Problem requirements: Whenever the word "brand" turns up in a line below, that line should be copied.

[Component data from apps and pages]
------------------------------------------------------------

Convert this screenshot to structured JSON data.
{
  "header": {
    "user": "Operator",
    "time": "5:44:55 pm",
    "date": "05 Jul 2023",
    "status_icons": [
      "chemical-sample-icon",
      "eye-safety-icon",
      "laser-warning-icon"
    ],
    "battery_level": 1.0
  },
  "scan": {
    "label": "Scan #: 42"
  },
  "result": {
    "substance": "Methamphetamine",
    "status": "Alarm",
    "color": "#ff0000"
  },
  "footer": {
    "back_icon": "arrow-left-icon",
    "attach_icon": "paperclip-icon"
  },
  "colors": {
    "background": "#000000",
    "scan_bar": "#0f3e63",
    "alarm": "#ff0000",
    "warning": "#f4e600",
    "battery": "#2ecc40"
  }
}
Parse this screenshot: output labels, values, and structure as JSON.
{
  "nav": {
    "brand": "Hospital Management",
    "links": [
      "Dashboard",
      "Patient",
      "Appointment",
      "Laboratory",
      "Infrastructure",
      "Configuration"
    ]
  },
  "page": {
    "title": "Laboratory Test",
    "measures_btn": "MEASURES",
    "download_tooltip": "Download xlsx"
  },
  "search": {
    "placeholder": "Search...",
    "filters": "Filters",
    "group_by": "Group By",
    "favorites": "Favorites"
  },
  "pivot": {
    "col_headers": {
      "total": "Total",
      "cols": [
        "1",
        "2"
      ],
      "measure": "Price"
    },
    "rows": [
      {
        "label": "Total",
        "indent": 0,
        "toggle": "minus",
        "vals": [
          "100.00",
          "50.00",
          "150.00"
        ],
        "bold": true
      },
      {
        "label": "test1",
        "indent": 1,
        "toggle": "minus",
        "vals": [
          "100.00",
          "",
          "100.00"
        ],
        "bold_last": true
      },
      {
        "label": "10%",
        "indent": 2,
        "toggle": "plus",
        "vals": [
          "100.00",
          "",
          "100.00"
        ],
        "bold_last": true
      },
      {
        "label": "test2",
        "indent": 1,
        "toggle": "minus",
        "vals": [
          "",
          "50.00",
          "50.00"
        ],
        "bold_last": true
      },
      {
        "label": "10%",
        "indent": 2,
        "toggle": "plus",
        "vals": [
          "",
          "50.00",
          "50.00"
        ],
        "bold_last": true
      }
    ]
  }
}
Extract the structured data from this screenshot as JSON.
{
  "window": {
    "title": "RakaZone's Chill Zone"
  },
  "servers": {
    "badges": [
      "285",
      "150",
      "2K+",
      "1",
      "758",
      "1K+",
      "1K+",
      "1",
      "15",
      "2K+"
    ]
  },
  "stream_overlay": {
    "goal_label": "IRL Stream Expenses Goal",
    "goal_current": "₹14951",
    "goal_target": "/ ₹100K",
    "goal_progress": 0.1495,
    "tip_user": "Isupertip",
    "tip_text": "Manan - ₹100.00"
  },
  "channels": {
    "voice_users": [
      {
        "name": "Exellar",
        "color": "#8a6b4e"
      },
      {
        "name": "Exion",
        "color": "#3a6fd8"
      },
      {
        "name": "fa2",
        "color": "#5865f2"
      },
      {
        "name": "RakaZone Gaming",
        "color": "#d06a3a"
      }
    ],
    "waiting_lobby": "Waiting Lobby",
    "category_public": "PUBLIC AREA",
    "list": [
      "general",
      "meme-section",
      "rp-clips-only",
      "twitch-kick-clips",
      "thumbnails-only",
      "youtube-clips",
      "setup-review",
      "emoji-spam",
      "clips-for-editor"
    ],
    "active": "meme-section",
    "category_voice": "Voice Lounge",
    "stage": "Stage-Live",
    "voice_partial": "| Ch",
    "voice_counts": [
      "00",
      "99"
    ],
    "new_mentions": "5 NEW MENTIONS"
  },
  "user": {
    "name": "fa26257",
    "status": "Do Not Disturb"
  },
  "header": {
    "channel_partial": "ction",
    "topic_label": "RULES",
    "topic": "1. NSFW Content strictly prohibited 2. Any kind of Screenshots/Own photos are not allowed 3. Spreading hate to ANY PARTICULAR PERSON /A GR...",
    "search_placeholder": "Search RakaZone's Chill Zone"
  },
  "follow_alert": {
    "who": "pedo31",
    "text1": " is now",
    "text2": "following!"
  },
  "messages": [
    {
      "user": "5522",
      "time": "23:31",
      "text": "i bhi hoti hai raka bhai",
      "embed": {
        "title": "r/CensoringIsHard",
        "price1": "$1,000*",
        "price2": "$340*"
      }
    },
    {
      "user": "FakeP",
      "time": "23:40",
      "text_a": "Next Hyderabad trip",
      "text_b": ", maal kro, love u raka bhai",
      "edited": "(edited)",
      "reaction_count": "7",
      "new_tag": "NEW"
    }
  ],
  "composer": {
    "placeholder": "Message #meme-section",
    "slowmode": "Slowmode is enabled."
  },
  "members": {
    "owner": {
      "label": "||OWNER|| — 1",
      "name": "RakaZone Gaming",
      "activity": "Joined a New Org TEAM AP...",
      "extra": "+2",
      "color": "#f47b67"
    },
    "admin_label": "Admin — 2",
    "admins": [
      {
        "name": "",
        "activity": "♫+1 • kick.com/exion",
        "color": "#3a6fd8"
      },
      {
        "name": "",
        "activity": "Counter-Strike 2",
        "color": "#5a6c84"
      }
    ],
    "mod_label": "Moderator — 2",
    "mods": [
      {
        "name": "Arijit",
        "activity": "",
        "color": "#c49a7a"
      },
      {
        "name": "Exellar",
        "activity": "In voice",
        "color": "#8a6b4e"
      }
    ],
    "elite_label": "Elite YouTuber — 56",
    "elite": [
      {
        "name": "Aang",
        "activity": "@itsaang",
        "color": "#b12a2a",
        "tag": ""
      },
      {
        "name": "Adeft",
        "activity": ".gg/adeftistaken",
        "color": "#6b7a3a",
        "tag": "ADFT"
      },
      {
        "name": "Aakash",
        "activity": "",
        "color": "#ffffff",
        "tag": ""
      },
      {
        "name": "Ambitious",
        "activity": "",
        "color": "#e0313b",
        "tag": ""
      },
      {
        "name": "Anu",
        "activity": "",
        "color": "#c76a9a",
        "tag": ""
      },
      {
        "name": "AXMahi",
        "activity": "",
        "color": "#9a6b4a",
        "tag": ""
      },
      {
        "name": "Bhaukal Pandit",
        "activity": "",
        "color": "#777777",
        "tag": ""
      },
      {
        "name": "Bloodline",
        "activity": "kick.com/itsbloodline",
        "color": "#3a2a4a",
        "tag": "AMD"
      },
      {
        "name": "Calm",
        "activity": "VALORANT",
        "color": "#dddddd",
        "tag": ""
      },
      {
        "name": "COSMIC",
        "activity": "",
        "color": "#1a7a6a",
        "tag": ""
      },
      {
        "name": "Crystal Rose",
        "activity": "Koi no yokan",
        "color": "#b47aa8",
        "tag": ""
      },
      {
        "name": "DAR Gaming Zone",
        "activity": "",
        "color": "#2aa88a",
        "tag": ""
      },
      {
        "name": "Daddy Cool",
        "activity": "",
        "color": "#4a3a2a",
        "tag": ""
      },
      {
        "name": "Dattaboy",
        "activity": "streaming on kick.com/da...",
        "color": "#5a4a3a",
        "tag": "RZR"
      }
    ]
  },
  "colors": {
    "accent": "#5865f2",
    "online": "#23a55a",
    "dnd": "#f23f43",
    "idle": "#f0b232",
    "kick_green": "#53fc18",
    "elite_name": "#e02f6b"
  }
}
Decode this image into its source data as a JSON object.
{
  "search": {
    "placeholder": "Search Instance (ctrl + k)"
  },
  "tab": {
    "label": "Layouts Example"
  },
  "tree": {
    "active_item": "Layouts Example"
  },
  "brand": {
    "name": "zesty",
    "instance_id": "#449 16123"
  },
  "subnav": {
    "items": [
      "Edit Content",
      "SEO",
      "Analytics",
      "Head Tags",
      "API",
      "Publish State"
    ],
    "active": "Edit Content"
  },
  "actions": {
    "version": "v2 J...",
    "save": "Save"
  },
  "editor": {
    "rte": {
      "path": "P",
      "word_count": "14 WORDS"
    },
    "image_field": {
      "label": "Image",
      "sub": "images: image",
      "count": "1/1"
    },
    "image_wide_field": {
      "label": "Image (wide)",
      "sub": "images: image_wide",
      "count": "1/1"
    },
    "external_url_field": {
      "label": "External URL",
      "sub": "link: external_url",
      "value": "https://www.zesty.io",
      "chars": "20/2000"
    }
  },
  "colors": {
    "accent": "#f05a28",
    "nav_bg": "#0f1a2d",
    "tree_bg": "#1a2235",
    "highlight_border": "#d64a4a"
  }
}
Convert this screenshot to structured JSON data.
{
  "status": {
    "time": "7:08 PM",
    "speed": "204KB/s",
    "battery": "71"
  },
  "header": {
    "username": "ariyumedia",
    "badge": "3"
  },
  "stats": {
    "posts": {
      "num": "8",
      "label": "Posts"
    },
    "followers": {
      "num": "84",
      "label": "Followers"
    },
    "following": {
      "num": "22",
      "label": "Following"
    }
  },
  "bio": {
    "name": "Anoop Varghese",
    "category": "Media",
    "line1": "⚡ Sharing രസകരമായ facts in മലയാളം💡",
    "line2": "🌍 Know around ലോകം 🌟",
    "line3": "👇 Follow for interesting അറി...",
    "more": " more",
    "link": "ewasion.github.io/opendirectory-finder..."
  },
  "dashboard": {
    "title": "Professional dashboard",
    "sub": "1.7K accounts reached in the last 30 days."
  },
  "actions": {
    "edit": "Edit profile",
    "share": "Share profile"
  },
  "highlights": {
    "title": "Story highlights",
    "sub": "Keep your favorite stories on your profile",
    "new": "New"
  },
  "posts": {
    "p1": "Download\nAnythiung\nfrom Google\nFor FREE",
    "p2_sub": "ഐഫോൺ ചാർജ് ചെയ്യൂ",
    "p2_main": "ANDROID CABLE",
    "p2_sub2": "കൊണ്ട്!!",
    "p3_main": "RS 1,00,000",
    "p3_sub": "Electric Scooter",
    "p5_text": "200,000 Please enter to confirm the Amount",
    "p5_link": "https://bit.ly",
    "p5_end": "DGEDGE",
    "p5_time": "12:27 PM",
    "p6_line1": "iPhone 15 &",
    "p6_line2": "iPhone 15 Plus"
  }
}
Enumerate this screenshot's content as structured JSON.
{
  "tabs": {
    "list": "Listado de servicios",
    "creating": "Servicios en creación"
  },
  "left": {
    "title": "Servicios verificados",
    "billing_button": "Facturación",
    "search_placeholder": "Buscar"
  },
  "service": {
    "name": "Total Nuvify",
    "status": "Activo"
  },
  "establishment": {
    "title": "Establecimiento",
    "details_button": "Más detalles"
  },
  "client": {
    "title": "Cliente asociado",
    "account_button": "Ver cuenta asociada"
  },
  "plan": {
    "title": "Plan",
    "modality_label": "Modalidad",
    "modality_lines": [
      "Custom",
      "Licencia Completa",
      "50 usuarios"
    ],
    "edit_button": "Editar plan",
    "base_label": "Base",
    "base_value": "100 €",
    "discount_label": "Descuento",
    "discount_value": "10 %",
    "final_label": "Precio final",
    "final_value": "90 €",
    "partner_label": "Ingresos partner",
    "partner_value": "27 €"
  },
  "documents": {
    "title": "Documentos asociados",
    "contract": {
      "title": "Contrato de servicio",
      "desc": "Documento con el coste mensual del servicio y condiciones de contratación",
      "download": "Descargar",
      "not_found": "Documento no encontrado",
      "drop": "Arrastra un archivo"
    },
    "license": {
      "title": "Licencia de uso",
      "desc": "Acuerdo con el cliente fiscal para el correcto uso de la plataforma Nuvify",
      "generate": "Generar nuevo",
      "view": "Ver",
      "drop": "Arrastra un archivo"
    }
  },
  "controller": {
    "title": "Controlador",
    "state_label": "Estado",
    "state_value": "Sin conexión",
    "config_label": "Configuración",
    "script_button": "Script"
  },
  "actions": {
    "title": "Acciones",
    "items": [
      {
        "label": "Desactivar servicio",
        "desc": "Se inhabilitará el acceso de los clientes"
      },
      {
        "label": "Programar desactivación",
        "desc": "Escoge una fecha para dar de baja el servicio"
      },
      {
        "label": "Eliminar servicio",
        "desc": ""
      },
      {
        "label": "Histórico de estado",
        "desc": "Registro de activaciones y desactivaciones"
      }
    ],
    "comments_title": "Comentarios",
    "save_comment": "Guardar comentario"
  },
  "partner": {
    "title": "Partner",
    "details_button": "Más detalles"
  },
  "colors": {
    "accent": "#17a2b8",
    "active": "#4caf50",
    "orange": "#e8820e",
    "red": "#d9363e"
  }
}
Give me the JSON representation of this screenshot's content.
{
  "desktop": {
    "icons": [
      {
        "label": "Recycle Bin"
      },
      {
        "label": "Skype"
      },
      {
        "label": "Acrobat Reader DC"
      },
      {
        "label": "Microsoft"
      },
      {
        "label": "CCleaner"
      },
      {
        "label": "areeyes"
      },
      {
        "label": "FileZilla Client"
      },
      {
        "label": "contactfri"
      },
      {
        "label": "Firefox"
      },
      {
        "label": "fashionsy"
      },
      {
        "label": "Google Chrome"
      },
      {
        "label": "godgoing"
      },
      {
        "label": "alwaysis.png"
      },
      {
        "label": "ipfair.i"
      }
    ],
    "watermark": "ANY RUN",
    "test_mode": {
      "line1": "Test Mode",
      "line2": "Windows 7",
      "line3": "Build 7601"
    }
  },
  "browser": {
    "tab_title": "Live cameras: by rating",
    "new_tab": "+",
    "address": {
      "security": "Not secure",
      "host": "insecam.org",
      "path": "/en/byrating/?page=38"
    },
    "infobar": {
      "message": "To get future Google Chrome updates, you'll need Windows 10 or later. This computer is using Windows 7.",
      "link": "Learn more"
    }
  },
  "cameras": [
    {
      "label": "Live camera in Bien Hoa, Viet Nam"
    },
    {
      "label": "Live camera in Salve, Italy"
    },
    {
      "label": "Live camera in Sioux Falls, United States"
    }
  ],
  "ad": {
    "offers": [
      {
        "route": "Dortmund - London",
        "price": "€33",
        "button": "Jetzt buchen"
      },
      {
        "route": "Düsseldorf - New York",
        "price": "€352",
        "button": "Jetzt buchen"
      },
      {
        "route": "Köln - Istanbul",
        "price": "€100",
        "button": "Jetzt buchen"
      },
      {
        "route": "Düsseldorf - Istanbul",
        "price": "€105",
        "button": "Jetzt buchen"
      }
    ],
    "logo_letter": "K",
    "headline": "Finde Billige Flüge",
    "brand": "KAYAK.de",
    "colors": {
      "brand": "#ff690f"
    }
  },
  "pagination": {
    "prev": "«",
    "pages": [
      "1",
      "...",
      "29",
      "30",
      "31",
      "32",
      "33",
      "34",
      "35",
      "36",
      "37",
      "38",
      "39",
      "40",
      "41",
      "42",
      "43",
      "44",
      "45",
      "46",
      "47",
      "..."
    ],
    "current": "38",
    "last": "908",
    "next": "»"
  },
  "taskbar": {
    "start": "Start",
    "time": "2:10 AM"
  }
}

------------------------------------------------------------

Task output:
    "brand": "Hospital Management",
  "brand": {
    "brand": "KAYAK.de",
      "brand": "#ff690f"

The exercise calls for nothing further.